▸ ACTIVITY:
Could you reproduce all the entries under this sentence exactly, leaving the images aside?

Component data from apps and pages
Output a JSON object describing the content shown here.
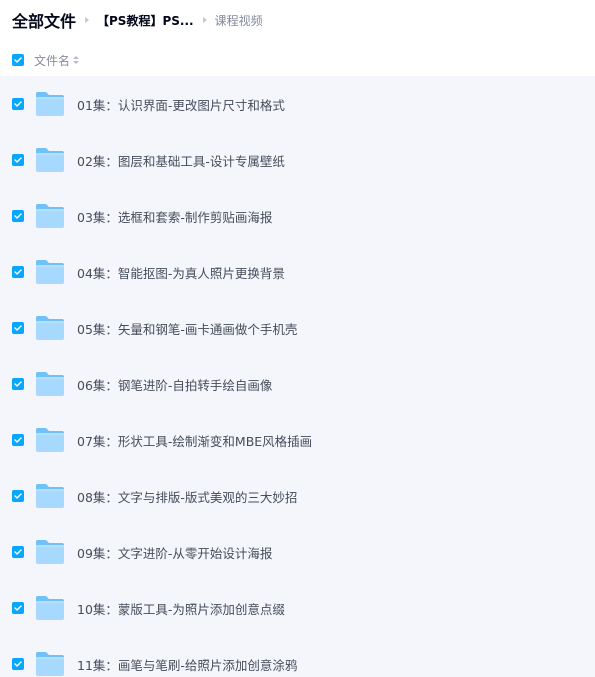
{
  "breadcrumb": {
    "root": "全部文件",
    "parent": "【PS教程】PS...",
    "current": "课程视频"
  },
  "header": {
    "column_name": "文件名",
    "select_all_checked": true,
    "sort_icon": "sort-icon"
  },
  "colors": {
    "accent": "#06a7ff",
    "list_background": "#f5f6fc",
    "folder_light": "#a6d9fd",
    "folder_dark": "#6fc0fb"
  },
  "files": [
    {
      "name": "01集：认识界面-更改图片尺寸和格式",
      "checked": true,
      "icon": "folder-icon"
    },
    {
      "name": "02集：图层和基础工具-设计专属壁纸",
      "checked": true,
      "icon": "folder-icon"
    },
    {
      "name": "03集：选框和套索-制作剪贴画海报",
      "checked": true,
      "icon": "folder-icon"
    },
    {
      "name": "04集：智能抠图-为真人照片更换背景",
      "checked": true,
      "icon": "folder-icon"
    },
    {
      "name": "05集：矢量和钢笔-画卡通画做个手机壳",
      "checked": true,
      "icon": "folder-icon"
    },
    {
      "name": "06集：钢笔进阶-自拍转手绘自画像",
      "checked": true,
      "icon": "folder-icon"
    },
    {
      "name": "07集：形状工具-绘制渐变和MBE风格插画",
      "checked": true,
      "icon": "folder-icon"
    },
    {
      "name": "08集：文字与排版-版式美观的三大妙招",
      "checked": true,
      "icon": "folder-icon"
    },
    {
      "name": "09集：文字进阶-从零开始设计海报",
      "checked": true,
      "icon": "folder-icon"
    },
    {
      "name": "10集：蒙版工具-为照片添加创意点缀",
      "checked": true,
      "icon": "folder-icon"
    },
    {
      "name": "11集：画笔与笔刷-给照片添加创意涂鸦",
      "checked": true,
      "icon": "folder-icon"
    }
  ]
}
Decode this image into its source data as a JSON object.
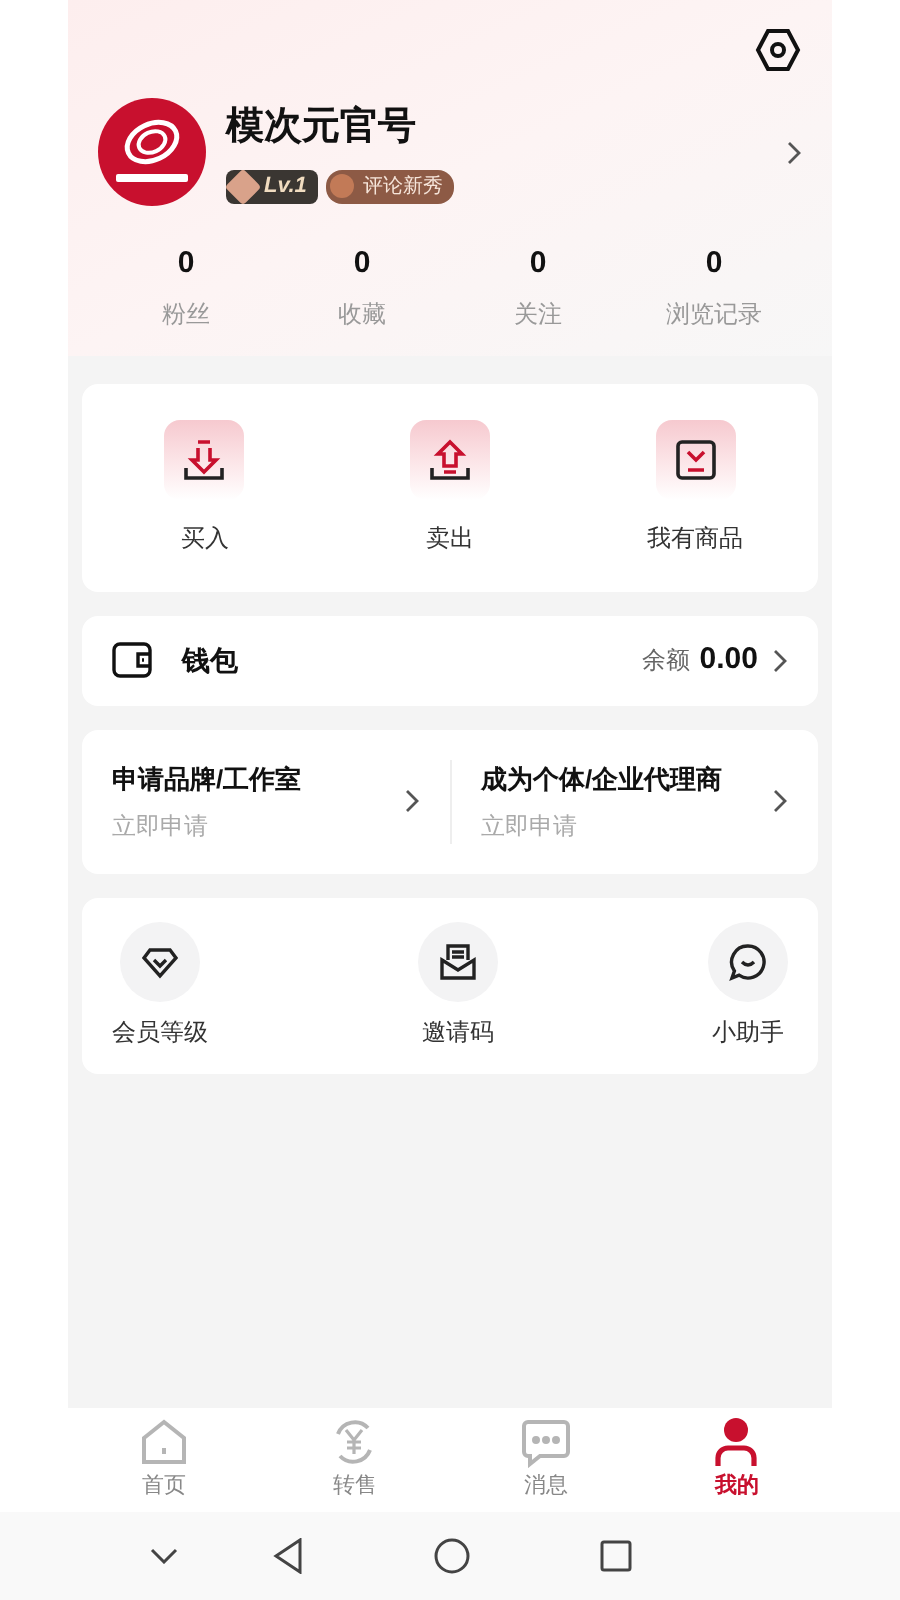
{
  "profile": {
    "name": "模次元官号",
    "level_badge": "Lv.1",
    "title_badge": "评论新秀"
  },
  "stats": [
    {
      "value": "0",
      "label": "粉丝"
    },
    {
      "value": "0",
      "label": "收藏"
    },
    {
      "value": "0",
      "label": "关注"
    },
    {
      "value": "0",
      "label": "浏览记录"
    }
  ],
  "trade_actions": [
    {
      "label": "买入"
    },
    {
      "label": "卖出"
    },
    {
      "label": "我有商品"
    }
  ],
  "wallet": {
    "title": "钱包",
    "balance_label": "余额",
    "balance": "0.00"
  },
  "applications": [
    {
      "title": "申请品牌/工作室",
      "subtitle": "立即申请"
    },
    {
      "title": "成为个体/企业代理商",
      "subtitle": "立即申请"
    }
  ],
  "services": [
    {
      "label": "会员等级"
    },
    {
      "label": "邀请码"
    },
    {
      "label": "小助手"
    }
  ],
  "tab_bar": [
    {
      "label": "首页",
      "selected": false
    },
    {
      "label": "转售",
      "selected": false
    },
    {
      "label": "消息",
      "selected": false
    },
    {
      "label": "我的",
      "selected": true
    }
  ]
}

▸ SOLUTION TO THIS PROBLEM:
Output a JSON object describing the content shown here.
{
  "breadcrumb": {
    "root": "全部文件",
    "parent": "【PS教程】PS...",
    "current": "课程视频"
  },
  "header": {
    "column_name": "文件名",
    "select_all_checked": true,
    "sort_icon": "sort-icon"
  },
  "colors": {
    "accent": "#06a7ff",
    "list_background": "#f5f6fc",
    "folder_light": "#a6d9fd",
    "folder_dark": "#6fc0fb"
  },
  "files": [
    {
      "name": "01集：认识界面-更改图片尺寸和格式",
      "checked": true,
      "icon": "folder-icon"
    },
    {
      "name": "02集：图层和基础工具-设计专属壁纸",
      "checked": true,
      "icon": "folder-icon"
    },
    {
      "name": "03集：选框和套索-制作剪贴画海报",
      "checked": true,
      "icon": "folder-icon"
    },
    {
      "name": "04集：智能抠图-为真人照片更换背景",
      "checked": true,
      "icon": "folder-icon"
    },
    {
      "name": "05集：矢量和钢笔-画卡通画做个手机壳",
      "checked": true,
      "icon": "folder-icon"
    },
    {
      "name": "06集：钢笔进阶-自拍转手绘自画像",
      "checked": true,
      "icon": "folder-icon"
    },
    {
      "name": "07集：形状工具-绘制渐变和MBE风格插画",
      "checked": true,
      "icon": "folder-icon"
    },
    {
      "name": "08集：文字与排版-版式美观的三大妙招",
      "checked": true,
      "icon": "folder-icon"
    },
    {
      "name": "09集：文字进阶-从零开始设计海报",
      "checked": true,
      "icon": "folder-icon"
    },
    {
      "name": "10集：蒙版工具-为照片添加创意点缀",
      "checked": true,
      "icon": "folder-icon"
    },
    {
      "name": "11集：画笔与笔刷-给照片添加创意涂鸦",
      "checked": true,
      "icon": "folder-icon"
    }
  ]
}
Decode this image into its source data as a JSON object.
{
  "profile": {
    "name": "模次元官号",
    "level_badge": "Lv.1",
    "title_badge": "评论新秀"
  },
  "stats": [
    {
      "value": "0",
      "label": "粉丝"
    },
    {
      "value": "0",
      "label": "收藏"
    },
    {
      "value": "0",
      "label": "关注"
    },
    {
      "value": "0",
      "label": "浏览记录"
    }
  ],
  "trade_actions": [
    {
      "label": "买入"
    },
    {
      "label": "卖出"
    },
    {
      "label": "我有商品"
    }
  ],
  "wallet": {
    "title": "钱包",
    "balance_label": "余额",
    "balance": "0.00"
  },
  "applications": [
    {
      "title": "申请品牌/工作室",
      "subtitle": "立即申请"
    },
    {
      "title": "成为个体/企业代理商",
      "subtitle": "立即申请"
    }
  ],
  "services": [
    {
      "label": "会员等级"
    },
    {
      "label": "邀请码"
    },
    {
      "label": "小助手"
    }
  ],
  "tab_bar": [
    {
      "label": "首页",
      "selected": false
    },
    {
      "label": "转售",
      "selected": false
    },
    {
      "label": "消息",
      "selected": false
    },
    {
      "label": "我的",
      "selected": true
    }
  ]
}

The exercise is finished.